Estimates of the total casualties vary widely.

  • Dr. Mostefa Naït, the post-independence director of the Oran hospital centre, claimed that 95 persons, including 20 Europeans, were killed (13 from stabbings) and 161 people were injured[5] with local newspapers giving figures in the 30 area in the days afterwards.[7]
  • A group of historians in 2006 suggested 365 were killed.[2]
  • A local newspaper gives the figure of 1500 deaths with no detail and no source[8] and there has been speculation of many thousands of deaths, with the former National Front Leader Jean-Marie Le Pen claiming a figure of 7,000 deaths.[9]

The number killed has been a topic of debate for right-wing elements in France in particular.[3]

Neither the Algerian police nor the 18,000 French troops in the city intervened in the massacre, at first.[6] Their orders from Paris were "do not move", leaving the pieds-noirs vulnerable. Many pied-noirs believed that the massacre was an expression of policy by the FLN and chose to emigrate to France.[6]

At the 1963 trial of Jean Bastien-Thiry, who attempted to assassinate President de Gaulle, defence lawyers referred to the Oran massacre. They said that Bastien-Thiry's act was justified because de Gaulle caused a genocide of Algeria's European population.

See alsoEdit

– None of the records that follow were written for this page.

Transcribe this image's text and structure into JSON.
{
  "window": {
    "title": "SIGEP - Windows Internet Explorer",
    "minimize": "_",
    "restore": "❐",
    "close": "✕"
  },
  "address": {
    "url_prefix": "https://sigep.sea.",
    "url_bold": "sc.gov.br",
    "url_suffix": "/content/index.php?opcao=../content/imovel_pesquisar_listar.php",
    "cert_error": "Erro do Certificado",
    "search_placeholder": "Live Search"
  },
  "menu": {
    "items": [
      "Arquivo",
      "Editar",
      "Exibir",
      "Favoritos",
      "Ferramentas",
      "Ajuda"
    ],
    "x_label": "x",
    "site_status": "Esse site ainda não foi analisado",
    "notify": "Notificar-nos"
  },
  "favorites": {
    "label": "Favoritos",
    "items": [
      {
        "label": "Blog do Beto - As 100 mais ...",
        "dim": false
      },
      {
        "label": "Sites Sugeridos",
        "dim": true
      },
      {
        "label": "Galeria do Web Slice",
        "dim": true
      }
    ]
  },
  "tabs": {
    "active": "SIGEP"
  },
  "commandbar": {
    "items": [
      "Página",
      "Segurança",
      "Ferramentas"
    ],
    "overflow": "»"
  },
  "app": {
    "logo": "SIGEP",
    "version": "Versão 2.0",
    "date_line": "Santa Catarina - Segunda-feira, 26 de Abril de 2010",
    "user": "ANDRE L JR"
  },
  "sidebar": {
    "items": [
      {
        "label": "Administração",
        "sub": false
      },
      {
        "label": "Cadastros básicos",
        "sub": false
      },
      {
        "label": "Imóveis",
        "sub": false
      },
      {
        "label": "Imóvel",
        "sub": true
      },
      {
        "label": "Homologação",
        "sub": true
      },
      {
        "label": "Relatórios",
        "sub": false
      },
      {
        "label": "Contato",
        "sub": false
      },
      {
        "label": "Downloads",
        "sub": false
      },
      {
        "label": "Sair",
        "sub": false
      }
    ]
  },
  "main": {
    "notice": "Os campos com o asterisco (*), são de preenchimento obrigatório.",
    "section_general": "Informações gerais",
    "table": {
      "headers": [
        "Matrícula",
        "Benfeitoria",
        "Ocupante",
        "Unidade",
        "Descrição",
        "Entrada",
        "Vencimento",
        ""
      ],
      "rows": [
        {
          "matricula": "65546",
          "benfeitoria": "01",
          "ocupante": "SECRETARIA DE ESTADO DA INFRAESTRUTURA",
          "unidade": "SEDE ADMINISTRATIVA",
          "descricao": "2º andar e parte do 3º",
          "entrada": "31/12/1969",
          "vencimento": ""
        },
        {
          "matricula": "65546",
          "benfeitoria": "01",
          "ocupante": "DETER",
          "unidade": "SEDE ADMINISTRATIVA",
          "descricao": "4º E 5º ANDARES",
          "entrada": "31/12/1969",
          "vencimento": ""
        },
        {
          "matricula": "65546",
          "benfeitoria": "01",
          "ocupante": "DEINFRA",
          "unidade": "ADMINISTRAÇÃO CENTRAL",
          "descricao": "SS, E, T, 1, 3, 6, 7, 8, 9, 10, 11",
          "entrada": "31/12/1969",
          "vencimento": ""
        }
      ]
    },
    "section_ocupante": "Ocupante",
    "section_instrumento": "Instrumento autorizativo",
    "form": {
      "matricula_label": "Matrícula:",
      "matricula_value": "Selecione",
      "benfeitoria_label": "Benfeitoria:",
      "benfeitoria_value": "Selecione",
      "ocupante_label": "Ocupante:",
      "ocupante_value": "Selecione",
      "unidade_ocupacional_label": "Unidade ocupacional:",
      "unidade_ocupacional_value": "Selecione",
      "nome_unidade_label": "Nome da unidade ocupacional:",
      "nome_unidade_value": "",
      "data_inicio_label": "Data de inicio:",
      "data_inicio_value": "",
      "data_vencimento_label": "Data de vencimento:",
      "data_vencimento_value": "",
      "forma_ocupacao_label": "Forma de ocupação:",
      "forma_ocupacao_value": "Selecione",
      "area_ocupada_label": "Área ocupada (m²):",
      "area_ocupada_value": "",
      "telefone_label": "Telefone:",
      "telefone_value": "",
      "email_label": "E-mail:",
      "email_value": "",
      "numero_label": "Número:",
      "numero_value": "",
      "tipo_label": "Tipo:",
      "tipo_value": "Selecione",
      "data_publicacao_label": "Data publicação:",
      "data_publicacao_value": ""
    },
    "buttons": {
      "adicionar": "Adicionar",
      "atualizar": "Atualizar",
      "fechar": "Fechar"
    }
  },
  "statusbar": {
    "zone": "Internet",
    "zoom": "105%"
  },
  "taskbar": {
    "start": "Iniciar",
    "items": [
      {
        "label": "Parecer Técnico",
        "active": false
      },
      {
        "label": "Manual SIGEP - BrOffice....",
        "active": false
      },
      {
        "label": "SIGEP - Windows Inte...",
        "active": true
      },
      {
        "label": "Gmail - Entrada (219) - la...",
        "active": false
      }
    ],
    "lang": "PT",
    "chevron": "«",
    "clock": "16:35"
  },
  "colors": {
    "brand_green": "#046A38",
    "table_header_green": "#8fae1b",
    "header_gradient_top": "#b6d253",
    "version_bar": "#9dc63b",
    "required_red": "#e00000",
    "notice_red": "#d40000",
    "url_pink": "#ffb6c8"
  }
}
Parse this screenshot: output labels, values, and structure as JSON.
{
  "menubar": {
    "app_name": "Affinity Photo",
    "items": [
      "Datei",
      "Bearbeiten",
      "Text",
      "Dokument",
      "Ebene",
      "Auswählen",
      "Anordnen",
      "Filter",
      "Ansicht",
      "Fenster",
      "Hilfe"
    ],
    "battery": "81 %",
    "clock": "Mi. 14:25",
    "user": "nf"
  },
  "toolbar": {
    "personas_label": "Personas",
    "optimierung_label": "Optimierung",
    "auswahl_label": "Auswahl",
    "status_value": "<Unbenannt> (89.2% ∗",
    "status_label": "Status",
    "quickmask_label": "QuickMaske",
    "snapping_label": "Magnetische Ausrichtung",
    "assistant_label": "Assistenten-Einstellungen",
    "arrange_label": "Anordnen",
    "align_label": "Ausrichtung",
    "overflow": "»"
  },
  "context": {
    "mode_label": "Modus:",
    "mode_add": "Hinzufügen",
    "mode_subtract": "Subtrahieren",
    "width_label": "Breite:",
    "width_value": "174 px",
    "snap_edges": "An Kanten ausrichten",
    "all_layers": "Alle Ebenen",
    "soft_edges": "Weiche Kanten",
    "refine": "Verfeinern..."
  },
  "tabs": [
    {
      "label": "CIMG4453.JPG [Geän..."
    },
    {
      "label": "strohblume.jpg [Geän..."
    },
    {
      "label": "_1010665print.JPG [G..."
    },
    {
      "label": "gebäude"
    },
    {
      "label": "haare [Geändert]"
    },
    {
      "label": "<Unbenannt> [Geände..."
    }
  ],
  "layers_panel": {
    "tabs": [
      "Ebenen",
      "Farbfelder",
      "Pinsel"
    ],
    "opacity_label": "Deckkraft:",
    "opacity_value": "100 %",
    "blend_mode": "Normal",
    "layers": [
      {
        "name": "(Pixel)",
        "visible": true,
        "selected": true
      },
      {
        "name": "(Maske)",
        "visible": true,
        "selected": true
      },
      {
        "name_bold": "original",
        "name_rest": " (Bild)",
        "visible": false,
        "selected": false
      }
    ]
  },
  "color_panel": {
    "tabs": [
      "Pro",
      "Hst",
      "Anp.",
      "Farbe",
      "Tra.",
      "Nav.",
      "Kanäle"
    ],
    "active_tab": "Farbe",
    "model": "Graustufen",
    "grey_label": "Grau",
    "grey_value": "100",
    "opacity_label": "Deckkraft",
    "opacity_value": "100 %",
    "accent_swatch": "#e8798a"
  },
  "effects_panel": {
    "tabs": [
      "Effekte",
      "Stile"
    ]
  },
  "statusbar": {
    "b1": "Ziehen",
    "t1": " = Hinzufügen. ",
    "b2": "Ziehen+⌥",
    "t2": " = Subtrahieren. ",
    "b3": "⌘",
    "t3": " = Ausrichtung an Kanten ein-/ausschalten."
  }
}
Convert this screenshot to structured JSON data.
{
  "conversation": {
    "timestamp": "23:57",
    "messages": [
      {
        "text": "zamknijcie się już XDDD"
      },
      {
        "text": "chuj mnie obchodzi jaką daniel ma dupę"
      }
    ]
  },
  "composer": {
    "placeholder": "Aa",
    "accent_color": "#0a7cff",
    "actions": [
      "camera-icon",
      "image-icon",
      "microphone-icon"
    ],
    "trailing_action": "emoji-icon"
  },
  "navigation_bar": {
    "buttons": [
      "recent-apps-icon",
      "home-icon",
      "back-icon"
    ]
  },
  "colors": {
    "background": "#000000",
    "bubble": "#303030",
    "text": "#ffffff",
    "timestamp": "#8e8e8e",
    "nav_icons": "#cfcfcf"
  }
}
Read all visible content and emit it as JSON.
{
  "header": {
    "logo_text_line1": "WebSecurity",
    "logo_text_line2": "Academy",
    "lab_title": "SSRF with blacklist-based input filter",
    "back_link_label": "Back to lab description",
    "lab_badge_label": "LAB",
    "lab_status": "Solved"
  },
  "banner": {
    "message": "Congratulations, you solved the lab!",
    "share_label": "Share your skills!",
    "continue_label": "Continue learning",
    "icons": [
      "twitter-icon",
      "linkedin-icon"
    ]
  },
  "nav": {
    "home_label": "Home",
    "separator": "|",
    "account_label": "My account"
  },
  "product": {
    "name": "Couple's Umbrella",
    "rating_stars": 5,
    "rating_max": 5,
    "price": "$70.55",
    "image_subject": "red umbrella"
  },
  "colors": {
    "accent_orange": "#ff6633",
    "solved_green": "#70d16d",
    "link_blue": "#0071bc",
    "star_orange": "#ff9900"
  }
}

  1. ^ Benjamin Stora, Algeria, 1830-2000: A Short History (Cornell University Press, 2004) p105
  2. ^ a b Thiolay, Boris (2006-09-13). "Algérie 1962 : La vérité sur les massacres d'Oran". L'Express. Retrieved 12 November 2012.
  3. ^ a b "Pourquoi la droite réhabilite-t-elle le colonialisme ?". Télérama (in French). Retrieved 2020-07-05.
  4. ^ See Le Figaro, March 24–25, 1962, (see "La fusillade de la rue d’Isly, l’exode des pieds-noirs, Oran", Human Rights League, March 2002
  5. ^ a b c la fusillade de la rue d’Isly, l’exode des pieds-noirs, Oran--no exits this link, Human Rights League, March 2002
  6. ^ a b c d Alistair Horne, page 533 A Savage War Of Peace, ISBN 0-670-61964-7
  7. ^ Zeller, Guillaume (2013-02-28). Oran, 5 juillet 1962: Un massacre oublié (in French). Tallandier. ISBN 978-2-84734-885-9.
  9. ^ Zeller, Guillaume (2013-02-28). Oran, 5 juillet 1962: Un massacre oublié (in French). Tallandier. ISBN 978-2-84734-885-9.